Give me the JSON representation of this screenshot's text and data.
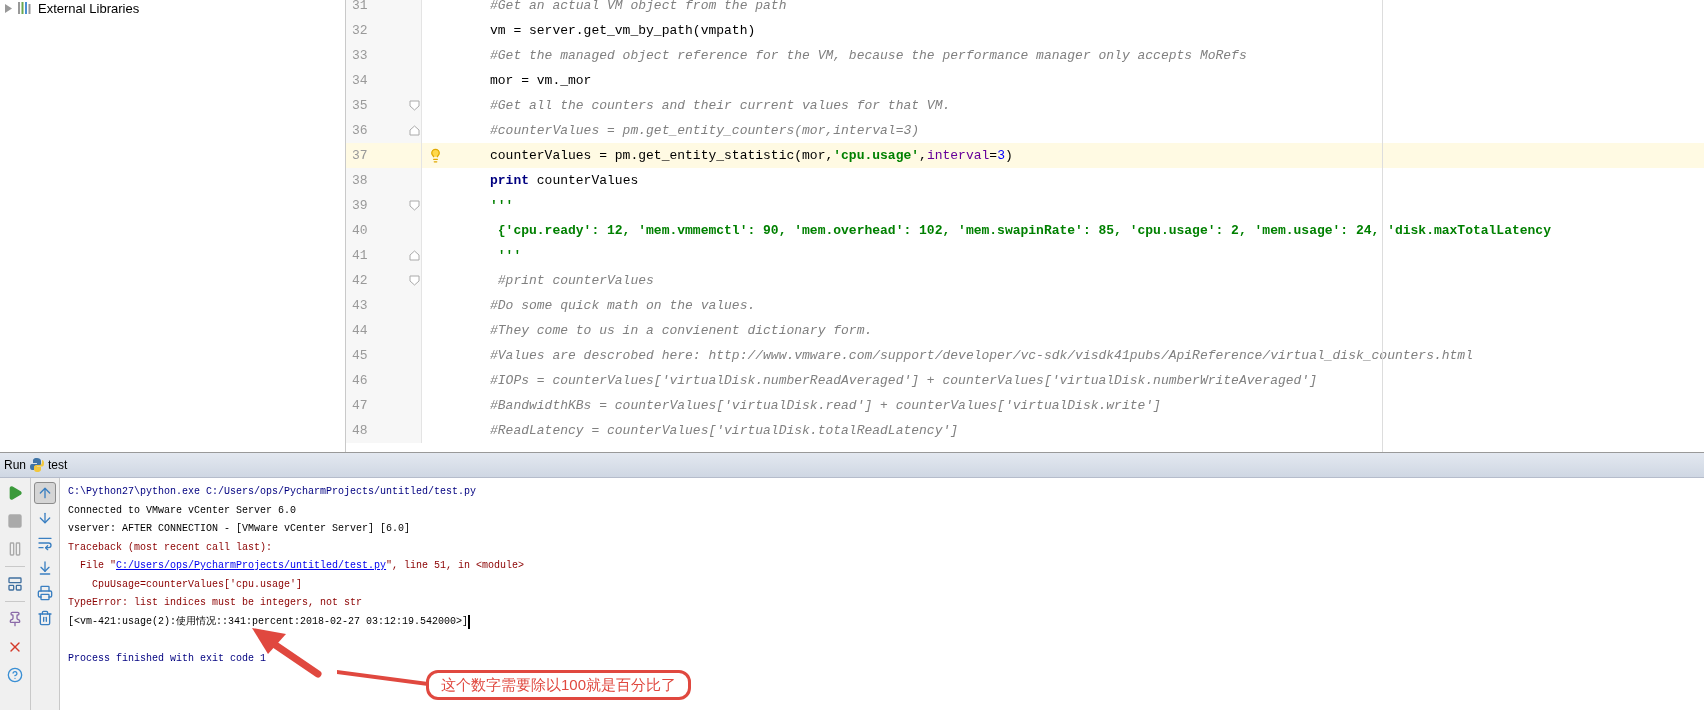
{
  "project_tree": {
    "items": [
      {
        "label": "External Libraries",
        "expanded": false
      }
    ]
  },
  "editor": {
    "lines": [
      {
        "number": "31",
        "current": false,
        "bulb": false,
        "tokens": [
          {
            "kind": "comment",
            "text": "#Get an actual VM object from the path"
          }
        ]
      },
      {
        "number": "32",
        "current": false,
        "bulb": false,
        "tokens": [
          {
            "kind": "plain",
            "text": "vm = server.get_vm_by_path(vmpath)"
          }
        ]
      },
      {
        "number": "33",
        "current": false,
        "bulb": false,
        "tokens": [
          {
            "kind": "comment",
            "text": "#Get the managed object reference for the VM, because the performance manager only accepts MoRefs"
          }
        ]
      },
      {
        "number": "34",
        "current": false,
        "bulb": false,
        "tokens": [
          {
            "kind": "plain",
            "text": "mor = vm._mor"
          }
        ]
      },
      {
        "number": "35",
        "current": false,
        "bulb": false,
        "fold": {
          "kind": "start"
        },
        "tokens": [
          {
            "kind": "comment",
            "text": "#Get all the counters and their current values for that VM."
          }
        ]
      },
      {
        "number": "36",
        "current": false,
        "bulb": false,
        "fold": {
          "kind": "end"
        },
        "tokens": [
          {
            "kind": "comment",
            "text": "#counterValues = pm.get_entity_counters(mor,interval=3)"
          }
        ]
      },
      {
        "number": "37",
        "current": true,
        "bulb": true,
        "tokens": [
          {
            "kind": "plain",
            "text": "counterValues = pm.get_entity_statistic(mor,"
          },
          {
            "kind": "string",
            "text": "'cpu.usage'"
          },
          {
            "kind": "plain",
            "text": ","
          },
          {
            "kind": "param",
            "text": "interval"
          },
          {
            "kind": "plain",
            "text": "="
          },
          {
            "kind": "number",
            "text": "3"
          },
          {
            "kind": "plain",
            "text": ")"
          }
        ]
      },
      {
        "number": "38",
        "current": false,
        "bulb": false,
        "tokens": [
          {
            "kind": "keyword",
            "text": "print"
          },
          {
            "kind": "plain",
            "text": " counterValues"
          }
        ]
      },
      {
        "number": "39",
        "current": false,
        "bulb": false,
        "fold": {
          "kind": "start"
        },
        "tokens": [
          {
            "kind": "string",
            "text": "'''"
          }
        ]
      },
      {
        "number": "40",
        "current": false,
        "bulb": false,
        "tokens": [
          {
            "kind": "string",
            "text": " {'cpu.ready': 12, 'mem.vmmemctl': 90, 'mem.overhead': 102, 'mem.swapinRate': 85, 'cpu.usage': 2, 'mem.usage': 24, 'disk.maxTotalLatency"
          }
        ]
      },
      {
        "number": "41",
        "current": false,
        "bulb": false,
        "fold": {
          "kind": "end"
        },
        "tokens": [
          {
            "kind": "string",
            "text": " '''"
          }
        ]
      },
      {
        "number": "42",
        "current": false,
        "bulb": false,
        "fold": {
          "kind": "start"
        },
        "tokens": [
          {
            "kind": "comment",
            "text": " #print counterValues"
          }
        ]
      },
      {
        "number": "43",
        "current": false,
        "bulb": false,
        "tokens": [
          {
            "kind": "comment",
            "text": "#Do some quick math on the values."
          }
        ]
      },
      {
        "number": "44",
        "current": false,
        "bulb": false,
        "tokens": [
          {
            "kind": "comment",
            "text": "#They come to us in a convienent dictionary form."
          }
        ]
      },
      {
        "number": "45",
        "current": false,
        "bulb": false,
        "tokens": [
          {
            "kind": "comment",
            "text": "#Values are descrobed here: http://www.vmware.com/support/developer/vc-sdk/visdk41pubs/ApiReference/virtual_disk_counters.html"
          }
        ]
      },
      {
        "number": "46",
        "current": false,
        "bulb": false,
        "tokens": [
          {
            "kind": "comment",
            "text": "#IOPs = counterValues['virtualDisk.numberReadAveraged'] + counterValues['virtualDisk.numberWriteAveraged']"
          }
        ]
      },
      {
        "number": "47",
        "current": false,
        "bulb": false,
        "tokens": [
          {
            "kind": "comment",
            "text": "#BandwidthKBs = counterValues['virtualDisk.read'] + counterValues['virtualDisk.write']"
          }
        ]
      },
      {
        "number": "48",
        "current": false,
        "bulb": false,
        "tokens": [
          {
            "kind": "comment",
            "text": "#ReadLatency = counterValues['virtualDisk.totalReadLatency']"
          }
        ]
      }
    ]
  },
  "run_panel": {
    "title": "Run",
    "config": "test",
    "side_tools": [
      {
        "kind": "run"
      },
      {
        "kind": "stop"
      },
      {
        "kind": "pause"
      },
      {
        "kind": "layout"
      },
      {
        "kind": "pin"
      },
      {
        "kind": "close"
      },
      {
        "kind": "help"
      }
    ],
    "console_tools": [
      {
        "kind": "up",
        "selected": true
      },
      {
        "kind": "down",
        "selected": false
      },
      {
        "kind": "wrap",
        "selected": false
      },
      {
        "kind": "scroll-end",
        "selected": false
      },
      {
        "kind": "print",
        "selected": false
      },
      {
        "kind": "trash",
        "selected": false
      }
    ],
    "console": [
      {
        "segments": [
          {
            "kind": "command",
            "text": "C:\\Python27\\python.exe C:/Users/ops/PycharmProjects/untitled/test.py"
          }
        ]
      },
      {
        "segments": [
          {
            "kind": "output",
            "text": "Connected to VMware vCenter Server 6.0"
          }
        ]
      },
      {
        "segments": [
          {
            "kind": "output",
            "text": "vserver: AFTER CONNECTION - [VMware vCenter Server] [6.0]"
          }
        ]
      },
      {
        "segments": [
          {
            "kind": "error",
            "text": "Traceback (most recent call last):"
          }
        ]
      },
      {
        "segments": [
          {
            "kind": "error",
            "text": "  File \""
          },
          {
            "kind": "link",
            "text": "C:/Users/ops/PycharmProjects/untitled/test.py"
          },
          {
            "kind": "error",
            "text": "\", line 51, in <module>"
          }
        ]
      },
      {
        "segments": [
          {
            "kind": "error",
            "text": "    CpuUsage=counterValues['cpu.usage']"
          }
        ]
      },
      {
        "segments": [
          {
            "kind": "error",
            "text": "TypeError: list indices must be integers, not str"
          }
        ]
      },
      {
        "cursor": true,
        "segments": [
          {
            "kind": "output",
            "text": "[<vm-421:usage(2):使用情况::341:percent:2018-02-27 03:12:19.542000>]"
          }
        ]
      },
      {
        "gap_before": true,
        "segments": [
          {
            "kind": "command",
            "text": "Process finished with exit code 1"
          }
        ]
      }
    ]
  },
  "annotation": {
    "text": "这个数字需要除以100就是百分比了"
  }
}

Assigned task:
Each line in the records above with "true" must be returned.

Completed task:
        "current": true,
        "bulb": true,
        "selected": true
        "cursor": true,
        "gap_before": true,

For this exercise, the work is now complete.